Records supplied Start Marker

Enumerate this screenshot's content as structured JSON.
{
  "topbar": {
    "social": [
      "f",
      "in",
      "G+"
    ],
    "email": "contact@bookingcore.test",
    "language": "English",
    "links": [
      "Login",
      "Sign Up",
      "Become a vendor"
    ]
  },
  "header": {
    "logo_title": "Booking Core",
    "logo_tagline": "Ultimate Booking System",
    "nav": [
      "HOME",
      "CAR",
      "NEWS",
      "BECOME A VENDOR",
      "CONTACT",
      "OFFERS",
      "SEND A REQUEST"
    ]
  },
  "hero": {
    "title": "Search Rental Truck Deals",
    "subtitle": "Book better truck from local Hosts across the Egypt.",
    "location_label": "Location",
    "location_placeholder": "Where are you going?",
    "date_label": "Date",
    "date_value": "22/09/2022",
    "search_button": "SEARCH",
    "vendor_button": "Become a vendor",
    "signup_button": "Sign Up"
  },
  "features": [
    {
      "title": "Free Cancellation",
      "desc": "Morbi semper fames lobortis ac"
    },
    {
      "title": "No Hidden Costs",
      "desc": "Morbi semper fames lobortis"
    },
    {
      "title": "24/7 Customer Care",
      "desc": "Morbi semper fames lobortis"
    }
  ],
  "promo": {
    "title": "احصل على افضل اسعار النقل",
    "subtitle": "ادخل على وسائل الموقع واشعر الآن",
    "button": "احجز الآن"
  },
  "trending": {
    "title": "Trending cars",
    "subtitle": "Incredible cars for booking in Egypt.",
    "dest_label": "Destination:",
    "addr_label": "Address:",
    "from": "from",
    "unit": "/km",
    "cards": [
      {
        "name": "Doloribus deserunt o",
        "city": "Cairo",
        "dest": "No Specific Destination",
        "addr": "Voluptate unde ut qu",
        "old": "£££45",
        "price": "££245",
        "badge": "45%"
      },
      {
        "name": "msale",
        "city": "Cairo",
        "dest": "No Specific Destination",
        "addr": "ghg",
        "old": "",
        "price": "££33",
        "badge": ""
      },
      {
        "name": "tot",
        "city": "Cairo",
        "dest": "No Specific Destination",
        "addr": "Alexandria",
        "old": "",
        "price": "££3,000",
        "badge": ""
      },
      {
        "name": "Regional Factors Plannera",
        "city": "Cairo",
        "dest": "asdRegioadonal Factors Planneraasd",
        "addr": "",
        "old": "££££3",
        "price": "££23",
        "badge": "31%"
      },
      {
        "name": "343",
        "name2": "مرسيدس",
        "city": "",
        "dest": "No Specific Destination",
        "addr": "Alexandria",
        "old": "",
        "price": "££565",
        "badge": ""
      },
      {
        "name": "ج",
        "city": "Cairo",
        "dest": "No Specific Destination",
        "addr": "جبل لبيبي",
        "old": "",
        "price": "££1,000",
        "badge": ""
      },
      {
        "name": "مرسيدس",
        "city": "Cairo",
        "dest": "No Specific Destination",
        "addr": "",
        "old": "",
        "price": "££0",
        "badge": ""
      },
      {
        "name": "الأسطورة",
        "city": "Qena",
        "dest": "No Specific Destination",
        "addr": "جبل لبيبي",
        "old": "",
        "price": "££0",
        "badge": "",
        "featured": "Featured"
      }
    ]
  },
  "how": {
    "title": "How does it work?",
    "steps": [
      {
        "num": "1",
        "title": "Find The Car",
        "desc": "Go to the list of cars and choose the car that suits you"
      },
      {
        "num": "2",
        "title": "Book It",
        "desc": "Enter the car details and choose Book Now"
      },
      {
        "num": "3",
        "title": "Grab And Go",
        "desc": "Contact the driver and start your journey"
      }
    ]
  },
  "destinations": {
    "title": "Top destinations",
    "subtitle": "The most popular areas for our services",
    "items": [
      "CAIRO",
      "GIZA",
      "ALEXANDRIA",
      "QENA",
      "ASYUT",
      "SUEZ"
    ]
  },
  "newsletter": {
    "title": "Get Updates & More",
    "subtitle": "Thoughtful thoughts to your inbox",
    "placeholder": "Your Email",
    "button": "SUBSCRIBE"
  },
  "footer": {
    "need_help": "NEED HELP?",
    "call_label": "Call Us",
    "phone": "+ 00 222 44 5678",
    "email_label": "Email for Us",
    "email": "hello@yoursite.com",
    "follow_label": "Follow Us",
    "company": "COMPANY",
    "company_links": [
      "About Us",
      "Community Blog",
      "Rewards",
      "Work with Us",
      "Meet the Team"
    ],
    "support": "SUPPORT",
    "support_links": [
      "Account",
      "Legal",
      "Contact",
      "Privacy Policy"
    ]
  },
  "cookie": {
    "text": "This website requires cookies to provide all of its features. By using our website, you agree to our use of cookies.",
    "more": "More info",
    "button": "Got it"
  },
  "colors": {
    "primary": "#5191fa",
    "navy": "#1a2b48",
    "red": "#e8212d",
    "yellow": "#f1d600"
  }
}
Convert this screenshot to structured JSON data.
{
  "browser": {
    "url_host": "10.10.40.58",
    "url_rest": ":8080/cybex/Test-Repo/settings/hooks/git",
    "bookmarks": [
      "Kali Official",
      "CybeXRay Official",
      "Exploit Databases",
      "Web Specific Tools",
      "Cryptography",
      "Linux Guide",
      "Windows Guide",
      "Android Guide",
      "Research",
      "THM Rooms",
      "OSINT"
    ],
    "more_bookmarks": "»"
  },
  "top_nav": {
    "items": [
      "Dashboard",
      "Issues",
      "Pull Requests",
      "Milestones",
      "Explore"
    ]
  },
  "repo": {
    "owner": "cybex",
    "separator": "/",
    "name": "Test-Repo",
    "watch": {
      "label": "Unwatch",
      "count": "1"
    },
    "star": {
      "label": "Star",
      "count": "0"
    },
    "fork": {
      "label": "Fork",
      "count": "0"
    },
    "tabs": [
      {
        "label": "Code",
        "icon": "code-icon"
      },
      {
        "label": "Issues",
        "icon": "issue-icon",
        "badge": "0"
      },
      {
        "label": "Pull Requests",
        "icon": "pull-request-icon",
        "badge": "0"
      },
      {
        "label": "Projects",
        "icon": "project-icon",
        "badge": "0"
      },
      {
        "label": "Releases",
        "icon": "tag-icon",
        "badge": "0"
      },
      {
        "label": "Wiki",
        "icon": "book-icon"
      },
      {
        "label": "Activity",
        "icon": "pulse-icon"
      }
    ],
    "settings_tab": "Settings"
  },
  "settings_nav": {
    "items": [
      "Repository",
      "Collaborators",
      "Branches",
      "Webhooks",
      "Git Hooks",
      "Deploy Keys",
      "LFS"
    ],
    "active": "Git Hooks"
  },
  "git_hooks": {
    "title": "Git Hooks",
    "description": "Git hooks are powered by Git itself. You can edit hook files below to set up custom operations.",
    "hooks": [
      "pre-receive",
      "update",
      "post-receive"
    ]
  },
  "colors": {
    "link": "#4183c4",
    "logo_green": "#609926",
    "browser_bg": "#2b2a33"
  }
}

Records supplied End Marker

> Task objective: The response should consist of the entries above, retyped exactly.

> Output of the task:
Enumerate this screenshot's content as structured JSON.
{
  "topbar": {
    "social": [
      "f",
      "in",
      "G+"
    ],
    "email": "contact@bookingcore.test",
    "language": "English",
    "links": [
      "Login",
      "Sign Up",
      "Become a vendor"
    ]
  },
  "header": {
    "logo_title": "Booking Core",
    "logo_tagline": "Ultimate Booking System",
    "nav": [
      "HOME",
      "CAR",
      "NEWS",
      "BECOME A VENDOR",
      "CONTACT",
      "OFFERS",
      "SEND A REQUEST"
    ]
  },
  "hero": {
    "title": "Search Rental Truck Deals",
    "subtitle": "Book better truck from local Hosts across the Egypt.",
    "location_label": "Location",
    "location_placeholder": "Where are you going?",
    "date_label": "Date",
    "date_value": "22/09/2022",
    "search_button": "SEARCH",
    "vendor_button": "Become a vendor",
    "signup_button": "Sign Up"
  },
  "features": [
    {
      "title": "Free Cancellation",
      "desc": "Morbi semper fames lobortis ac"
    },
    {
      "title": "No Hidden Costs",
      "desc": "Morbi semper fames lobortis"
    },
    {
      "title": "24/7 Customer Care",
      "desc": "Morbi semper fames lobortis"
    }
  ],
  "promo": {
    "title": "احصل على افضل اسعار النقل",
    "subtitle": "ادخل على وسائل الموقع واشعر الآن",
    "button": "احجز الآن"
  },
  "trending": {
    "title": "Trending cars",
    "subtitle": "Incredible cars for booking in Egypt.",
    "dest_label": "Destination:",
    "addr_label": "Address:",
    "from": "from",
    "unit": "/km",
    "cards": [
      {
        "name": "Doloribus deserunt o",
        "city": "Cairo",
        "dest": "No Specific Destination",
        "addr": "Voluptate unde ut qu",
        "old": "£££45",
        "price": "££245",
        "badge": "45%"
      },
      {
        "name": "msale",
        "city": "Cairo",
        "dest": "No Specific Destination",
        "addr": "ghg",
        "old": "",
        "price": "££33",
        "badge": ""
      },
      {
        "name": "tot",
        "city": "Cairo",
        "dest": "No Specific Destination",
        "addr": "Alexandria",
        "old": "",
        "price": "££3,000",
        "badge": ""
      },
      {
        "name": "Regional Factors Plannera",
        "city": "Cairo",
        "dest": "asdRegioadonal Factors Planneraasd",
        "addr": "",
        "old": "££££3",
        "price": "££23",
        "badge": "31%"
      },
      {
        "name": "343",
        "name2": "مرسيدس",
        "city": "",
        "dest": "No Specific Destination",
        "addr": "Alexandria",
        "old": "",
        "price": "££565",
        "badge": ""
      },
      {
        "name": "ج",
        "city": "Cairo",
        "dest": "No Specific Destination",
        "addr": "جبل لبيبي",
        "old": "",
        "price": "££1,000",
        "badge": ""
      },
      {
        "name": "مرسيدس",
        "city": "Cairo",
        "dest": "No Specific Destination",
        "addr": "",
        "old": "",
        "price": "££0",
        "badge": ""
      },
      {
        "name": "الأسطورة",
        "city": "Qena",
        "dest": "No Specific Destination",
        "addr": "جبل لبيبي",
        "old": "",
        "price": "££0",
        "badge": "",
        "featured": "Featured"
      }
    ]
  },
  "how": {
    "title": "How does it work?",
    "steps": [
      {
        "num": "1",
        "title": "Find The Car",
        "desc": "Go to the list of cars and choose the car that suits you"
      },
      {
        "num": "2",
        "title": "Book It",
        "desc": "Enter the car details and choose Book Now"
      },
      {
        "num": "3",
        "title": "Grab And Go",
        "desc": "Contact the driver and start your journey"
      }
    ]
  },
  "destinations": {
    "title": "Top destinations",
    "subtitle": "The most popular areas for our services",
    "items": [
      "CAIRO",
      "GIZA",
      "ALEXANDRIA",
      "QENA",
      "ASYUT",
      "SUEZ"
    ]
  },
  "newsletter": {
    "title": "Get Updates & More",
    "subtitle": "Thoughtful thoughts to your inbox",
    "placeholder": "Your Email",
    "button": "SUBSCRIBE"
  },
  "footer": {
    "need_help": "NEED HELP?",
    "call_label": "Call Us",
    "phone": "+ 00 222 44 5678",
    "email_label": "Email for Us",
    "email": "hello@yoursite.com",
    "follow_label": "Follow Us",
    "company": "COMPANY",
    "company_links": [
      "About Us",
      "Community Blog",
      "Rewards",
      "Work with Us",
      "Meet the Team"
    ],
    "support": "SUPPORT",
    "support_links": [
      "Account",
      "Legal",
      "Contact",
      "Privacy Policy"
    ]
  },
  "cookie": {
    "text": "This website requires cookies to provide all of its features. By using our website, you agree to our use of cookies.",
    "more": "More info",
    "button": "Got it"
  },
  "colors": {
    "primary": "#5191fa",
    "navy": "#1a2b48",
    "red": "#e8212d",
    "yellow": "#f1d600"
  }
}
Convert this screenshot to structured JSON data.
{
  "browser": {
    "url_host": "10.10.40.58",
    "url_rest": ":8080/cybex/Test-Repo/settings/hooks/git",
    "bookmarks": [
      "Kali Official",
      "CybeXRay Official",
      "Exploit Databases",
      "Web Specific Tools",
      "Cryptography",
      "Linux Guide",
      "Windows Guide",
      "Android Guide",
      "Research",
      "THM Rooms",
      "OSINT"
    ],
    "more_bookmarks": "»"
  },
  "top_nav": {
    "items": [
      "Dashboard",
      "Issues",
      "Pull Requests",
      "Milestones",
      "Explore"
    ]
  },
  "repo": {
    "owner": "cybex",
    "separator": "/",
    "name": "Test-Repo",
    "watch": {
      "label": "Unwatch",
      "count": "1"
    },
    "star": {
      "label": "Star",
      "count": "0"
    },
    "fork": {
      "label": "Fork",
      "count": "0"
    },
    "tabs": [
      {
        "label": "Code",
        "icon": "code-icon"
      },
      {
        "label": "Issues",
        "icon": "issue-icon",
        "badge": "0"
      },
      {
        "label": "Pull Requests",
        "icon": "pull-request-icon",
        "badge": "0"
      },
      {
        "label": "Projects",
        "icon": "project-icon",
        "badge": "0"
      },
      {
        "label": "Releases",
        "icon": "tag-icon",
        "badge": "0"
      },
      {
        "label": "Wiki",
        "icon": "book-icon"
      },
      {
        "label": "Activity",
        "icon": "pulse-icon"
      }
    ],
    "settings_tab": "Settings"
  },
  "settings_nav": {
    "items": [
      "Repository",
      "Collaborators",
      "Branches",
      "Webhooks",
      "Git Hooks",
      "Deploy Keys",
      "LFS"
    ],
    "active": "Git Hooks"
  },
  "git_hooks": {
    "title": "Git Hooks",
    "description": "Git hooks are powered by Git itself. You can edit hook files below to set up custom operations.",
    "hooks": [
      "pre-receive",
      "update",
      "post-receive"
    ]
  },
  "colors": {
    "link": "#4183c4",
    "logo_green": "#609926",
    "browser_bg": "#2b2a33"
  }
}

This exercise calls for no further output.